| About this exercise |
Among the lines below, count those with "dice". Give only the number.

--

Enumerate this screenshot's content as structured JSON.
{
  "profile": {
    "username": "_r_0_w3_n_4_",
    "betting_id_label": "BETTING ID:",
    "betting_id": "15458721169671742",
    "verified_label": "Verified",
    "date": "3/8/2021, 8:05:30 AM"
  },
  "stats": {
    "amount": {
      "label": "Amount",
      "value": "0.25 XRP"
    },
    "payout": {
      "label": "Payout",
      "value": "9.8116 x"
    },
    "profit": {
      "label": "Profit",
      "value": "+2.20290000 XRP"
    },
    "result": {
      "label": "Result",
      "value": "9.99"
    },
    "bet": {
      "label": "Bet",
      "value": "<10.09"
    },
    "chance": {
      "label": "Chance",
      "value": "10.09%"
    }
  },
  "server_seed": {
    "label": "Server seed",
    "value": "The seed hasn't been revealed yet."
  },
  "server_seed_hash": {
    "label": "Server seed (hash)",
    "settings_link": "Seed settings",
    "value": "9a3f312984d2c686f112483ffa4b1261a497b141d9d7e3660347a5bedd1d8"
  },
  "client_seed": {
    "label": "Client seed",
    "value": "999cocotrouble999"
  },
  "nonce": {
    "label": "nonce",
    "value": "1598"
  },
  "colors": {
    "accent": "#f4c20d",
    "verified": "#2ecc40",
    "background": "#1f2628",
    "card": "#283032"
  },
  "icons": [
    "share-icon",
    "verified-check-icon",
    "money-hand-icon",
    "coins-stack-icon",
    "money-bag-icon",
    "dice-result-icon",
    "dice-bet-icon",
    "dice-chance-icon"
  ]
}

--

| Solution to the exercise |
3